Young Doctors Swimming Upstream

Brian Klepper

Over the weekend we had a small dinner party, in which one of the guest couples’ daughter, a delightful 2nd year internal medicine resident at a major academic safety net health system, tagged along. Over the course of the evening, she told me many things that reflected the intense frustration that any young physician would have with the current system. The quotes below are paraphrased, but I’ve tried to ensure that sentiments expressed are accurate.

“My hospital uses EPIC, which is a terrible system. It’s unintuitive, and so many simple things that should be easy to find – a particular lab test or a diagnostic image with a certain perspective – are often buried and not easily found, even with the search function. I can spend 10 minutes looking for something that should be easy to navigate to but isn’t, which continually slows down my productivity. All the residents are frustrated with the way it wastes time by simply being at odds with the ways physicians think and work.”

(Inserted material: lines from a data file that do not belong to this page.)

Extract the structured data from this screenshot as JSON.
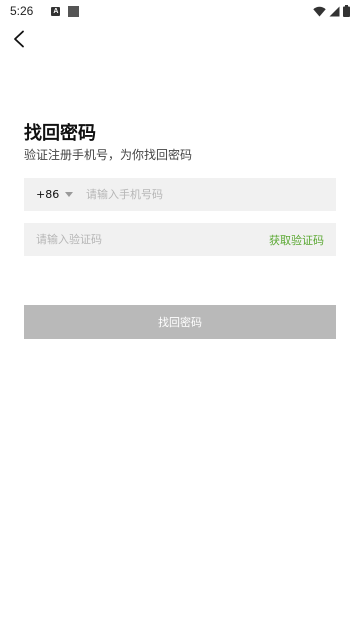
{
  "status_bar": {
    "time": "5:26",
    "notification_a": "A"
  },
  "page": {
    "title": "找回密码",
    "subtitle": "验证注册手机号，为你找回密码"
  },
  "phone_field": {
    "country_code": "+86",
    "placeholder": "请输入手机号码",
    "value": ""
  },
  "code_field": {
    "placeholder": "请输入验证码",
    "value": "",
    "get_code_label": "获取验证码"
  },
  "submit_button": {
    "label": "找回密码"
  },
  "colors": {
    "accent_green": "#5aa832",
    "button_disabled": "#b9b9b9",
    "field_background": "#f1f1f1"
  },
  "icons": [
    "back-arrow-icon",
    "wifi-icon",
    "signal-icon",
    "battery-icon",
    "dropdown-caret-icon"
  ]
}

“Learning a new, complicated electronic medical record (EMR) is like learning a new language. It takes time, but when I’m finished here and move to the next hospital, I’ll probably have to learn a different system, which will be an additional waste of time. The lack of standardization may serve the vendors’ interests, but its costly to health care organizations, clinicians and patients.”

“When I’ve called on the EPIC support staff, they’ve responded by asking whether I know things like my log-in and whether I’m computer literate. I’m 27 and, like nearly all my peers, I have used computers my entire life. I’m comfortable not only with Apple and Windows but with Linux. My sense is that the support people and maybe our own administration think that the difficulty is with the clinicians but, at this point, we know the difference between an ergonomic and a lousy application. The residents I work with believe that this is just a bad app, and that we’re stuck with it. Tools built like this slow us down rather than facilitate better care. I have to believe there are better designed EMRs out there.”

“In a 12 hour shift, I can only spend about 4-5 hours actually caring for patients. Most of the time is spent charting or trying to navigate insurance. I never imagined that this is how doctors would spend their time.”

“I’m assigned to the indigent care clinic, where I see many patients with serious problems but no money. We often don’t have specialists or diagnostics to refer to if there’s no insurance, so our options for caring for these patients are very limited. The patients are usually very aware that there are possible next steps, but there’s often nothing the physicians can do without coverage. It’s a shameful situation.”

Community Health Centers: Local Economic Engines and Cost-Effective Primary Care Providers

Jane Sarasohn-Kahn

First posted 8/09/11 on Health Populi

As the recession drags on and millions of people in the U.S. lack health insurance, there’s a community resource that extends primary care to them that’s not in a doctor’s office: it’s in Community Health Centers (CHCs). There are over 8,000 CHCs throughout the U.S., and 20 million people use them as medical homes — providing 25% of all primary care visits for low-income people in America.

At the same time, there are 60 million people in the U.S. who do not have access to primary care due to the maldistribution and shortage of primary care providers (PCPs). Access Endangered: Profiles of the Medically Disenfranchised, a report published by the National Association of Community Health Centers, details the growing challenge of filling the gap between the limited supply of PCPs and growing demand for their services.

The most convenient place for medically disenfranchised people to gain access to primary care is in the most expensive, if accessible, health provider setting: the closest emergency room.

The fact is that funding for Community Health Centers is scaling back, due to Congress’s recent reduction in the Health Centers Program midway through FY2011. This action, combined with the fiscal fact that other funding sources at the state and federal levels are threatened due to the economy and debt discussion, endangers CHC patients’ access to health care.

Continue reading “Community Health Centers: Local Economic Engines and Cost-Effective Primary Care Providers”